The name of this street refers to the monk who the rock, and then the town founded on it, was named after: Maclow, Maclou or Malo.
Malo was a Breton saint who lived in the 6th century AD and who came from Wales. He crossed the English Channel and became the bishop of the old Gallo-Roman city of Alet, which is now La Cité in Saint-Servan, a neighbourhood that now forms part of greater Saint-Malo (since it was amalgamated with the old town in 1967).
In the 9th century, Malo’s relics were carried from Saintes so they could be placed on Canalch rock, which is also called the “Rocher d’Aaron”, in memory of the first hermit who lived there.
The place was also called the Île d’Aaron and then Saint-Malo de l’Île, due to its insular nature and the prestige of Bishop Malo. In 1145, the Episcopal See was transferred from Alet to Saint-Malo de l’Île upon the initiative of Bishop Jean de Châtillon.
To the right is the old Notre-Dame de la Victoire church which was used as a place of worship for a community of Benedictine nuns founded in 1615 and suppressed during the French Revolution.

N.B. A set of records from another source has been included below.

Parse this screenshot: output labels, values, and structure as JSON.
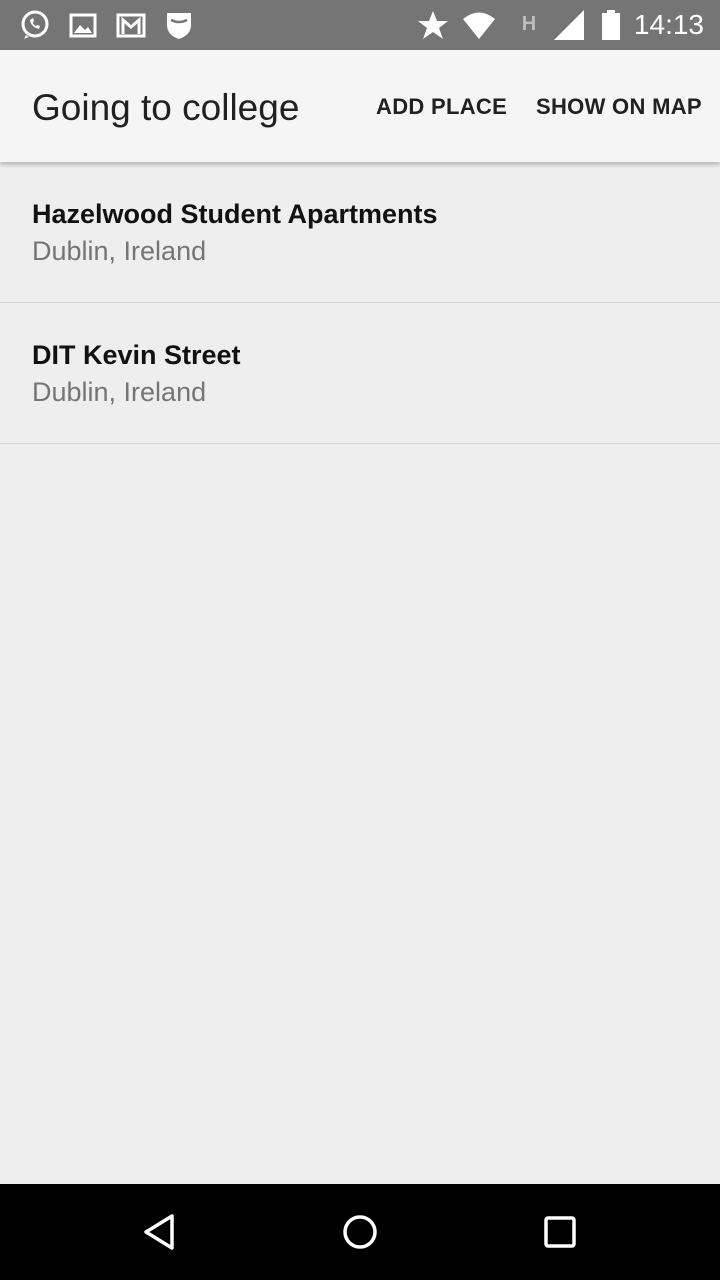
{
  "status_bar": {
    "time": "14:13",
    "left_icons": [
      "whatsapp-icon",
      "gallery-icon",
      "gmail-icon",
      "shield-icon"
    ],
    "right_icons": [
      "star-icon",
      "wifi-icon",
      "h-network-icon",
      "signal-icon",
      "battery-icon"
    ],
    "network_letter": "H"
  },
  "app_bar": {
    "title": "Going to college",
    "actions": {
      "add_place": "ADD PLACE",
      "show_on_map": "SHOW ON MAP"
    }
  },
  "places": [
    {
      "name": "Hazelwood Student Apartments",
      "location": "Dublin, Ireland"
    },
    {
      "name": "DIT Kevin Street",
      "location": "Dublin, Ireland"
    }
  ],
  "navigation_bar": {
    "buttons": [
      "back-icon",
      "home-icon",
      "recents-icon"
    ]
  }
}
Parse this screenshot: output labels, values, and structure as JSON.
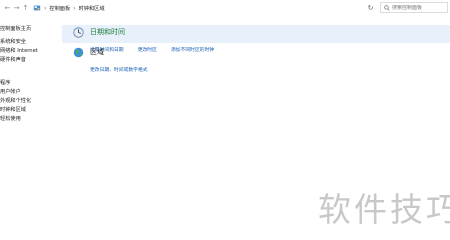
{
  "addressbar": {
    "back_symbol": "←",
    "forward_symbol": "→",
    "up_symbol": "↑",
    "breadcrumb": [
      "控制面板",
      "时钟和区域"
    ],
    "separator": "›",
    "refresh_symbol": "↻",
    "search_placeholder": "搜索控制面板"
  },
  "sidebar": {
    "items": [
      "控制面板主页",
      "系统和安全",
      "网络和 Internet",
      "硬件和声音",
      "程序",
      "用户帐户",
      "外观和个性化",
      "时钟和区域",
      "轻松使用"
    ]
  },
  "categories": [
    {
      "title": "日期和时间",
      "links": [
        "设置时间和日期",
        "更改时区",
        "添加不同时区的时钟"
      ]
    },
    {
      "title": "区域",
      "links": [
        "更改日期、时间或数字格式"
      ]
    }
  ],
  "watermark": "软件技巧",
  "colors": {
    "selected_row": "#e8f1fb",
    "category_title": "#197d3a",
    "link": "#1a5fb4"
  }
}
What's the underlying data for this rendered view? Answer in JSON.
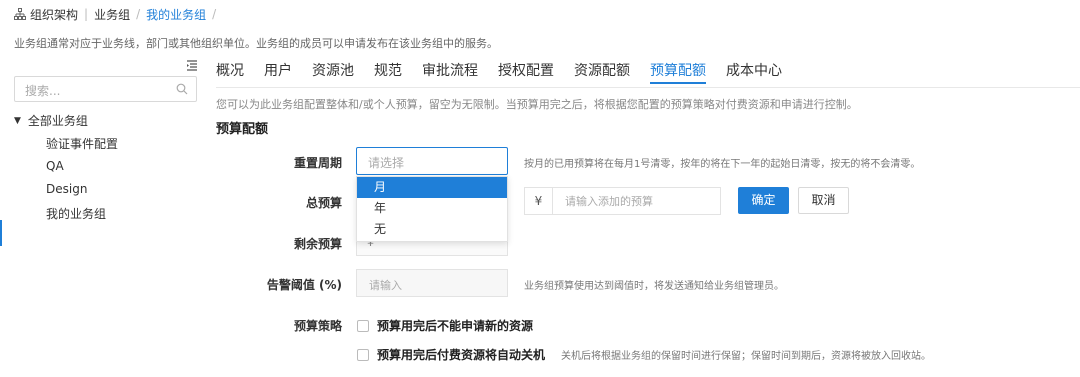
{
  "breadcrumb": {
    "items": [
      "组织架构",
      "业务组",
      "我的业务组"
    ],
    "separator": "|",
    "trailing": "/"
  },
  "description": "业务组通常对应于业务线，部门或其他组织单位。业务组的成员可以申请发布在该业务组中的服务。",
  "sidebar": {
    "search_placeholder": "搜索...",
    "root_label": "全部业务组",
    "items": [
      "验证事件配置",
      "QA",
      "Design",
      "我的业务组"
    ]
  },
  "tabs": [
    "概况",
    "用户",
    "资源池",
    "规范",
    "审批流程",
    "授权配置",
    "资源配额",
    "预算配额",
    "成本中心"
  ],
  "active_tab": "预算配额",
  "info_text": "您可以为此业务组配置整体和/或个人预算，留空为无限制。当预算用完之后，将根据您配置的预算策略对付费资源和申请进行控制。",
  "section_title": "预算配额",
  "form": {
    "reset_period": {
      "label": "重置周期",
      "placeholder": "请选择",
      "options": [
        "月",
        "年",
        "无"
      ],
      "highlighted": "月",
      "hint": "按月的已用预算将在每月1号清零，按年的将在下一年的起始日清零，按无的将不会清零。"
    },
    "total_budget": {
      "label": "总预算",
      "currency": "¥",
      "placeholder": "请输入添加的预算",
      "confirm": "确定",
      "cancel": "取消"
    },
    "remaining_budget": {
      "label": "剩余预算",
      "value": "¥"
    },
    "warning_threshold": {
      "label": "告警阈值 (%)",
      "placeholder": "请输入",
      "hint": "业务组预算使用达到阈值时，将发送通知给业务组管理员。"
    },
    "policy": {
      "label": "预算策略",
      "options": [
        {
          "label": "预算用完后不能申请新的资源",
          "hint": ""
        },
        {
          "label": "预算用完后付费资源将自动关机",
          "hint": "关机后将根据业务组的保留时间进行保留；保留时间到期后，资源将被放入回收站。"
        }
      ]
    }
  },
  "colors": {
    "accent": "#1f7fd8"
  }
}
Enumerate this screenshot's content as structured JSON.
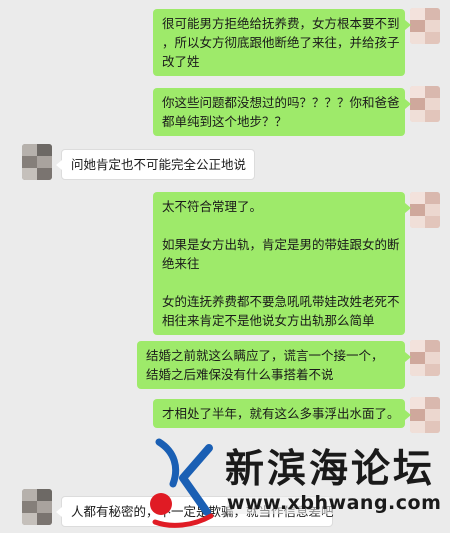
{
  "messages": [
    {
      "side": "sent",
      "lines": [
        "很可能男方拒绝给抚养费，女方根本要不到",
        "，所以女方彻底跟他断绝了来往，并给孩子",
        "改了姓"
      ]
    },
    {
      "side": "sent",
      "lines": [
        "你这些问题都没想过的吗？？？？你和爸爸",
        "都单纯到这个地步？？"
      ]
    },
    {
      "side": "recv",
      "lines": [
        "问她肯定也不可能完全公正地说"
      ]
    },
    {
      "side": "sent",
      "paragraphs": [
        [
          "太不符合常理了。"
        ],
        [
          "如果是女方出轨，肯定是男的带娃跟女的断",
          "绝来往"
        ],
        [
          "女的连抚养费都不要急吼吼带娃改姓老死不",
          "相往来肯定不是他说女方出轨那么简单"
        ]
      ]
    },
    {
      "side": "sent",
      "lines": [
        "结婚之前就这么瞒应了，谎言一个接一个，",
        "结婚之后难保没有什么事搭着不说"
      ]
    },
    {
      "side": "sent",
      "lines": [
        "才相处了半年，就有这么多事浮出水面了。"
      ]
    },
    {
      "side": "recv",
      "lines": [
        "人都有秘密的，不一定是欺骗，就当作信息差吧"
      ]
    }
  ],
  "watermark": {
    "title": "新滨海论坛",
    "url": "www.xbhwang.com",
    "colors": {
      "blue": "#1a5fb4",
      "red": "#e01b24"
    }
  },
  "colors": {
    "sent_bubble": "#9eea6a",
    "recv_bubble": "#ffffff",
    "background": "#ebebeb"
  }
}
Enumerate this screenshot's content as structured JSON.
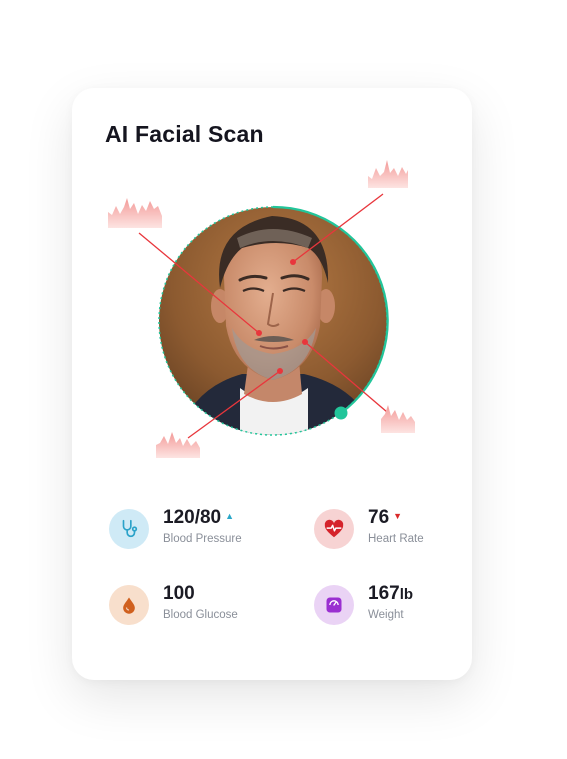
{
  "card": {
    "title": "AI Facial Scan"
  },
  "colors": {
    "accent_ring": "#22c59a",
    "scan_line": "#e8363c",
    "pulse_wave": "#f7b9b7"
  },
  "metrics": [
    {
      "value": "120/80",
      "unit": "",
      "label": "Blood Pressure",
      "trend": "▲",
      "icon": "stethoscope-icon"
    },
    {
      "value": "76",
      "unit": "",
      "label": "Heart Rate",
      "trend": "▼",
      "icon": "heart-pulse-icon"
    },
    {
      "value": "100",
      "unit": "",
      "label": "Blood Glucose",
      "trend": "",
      "icon": "blood-drop-icon"
    },
    {
      "value": "167",
      "unit": "lb",
      "label": "Weight",
      "trend": "",
      "icon": "weight-scale-icon"
    }
  ]
}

In 1959, this old church was integrated into the buildings of the École Nationale de la Marine Marchande (National School of the Merchant Marine) which took the place of the Collège de Marine founded at the request of King Louis XIV in 1669.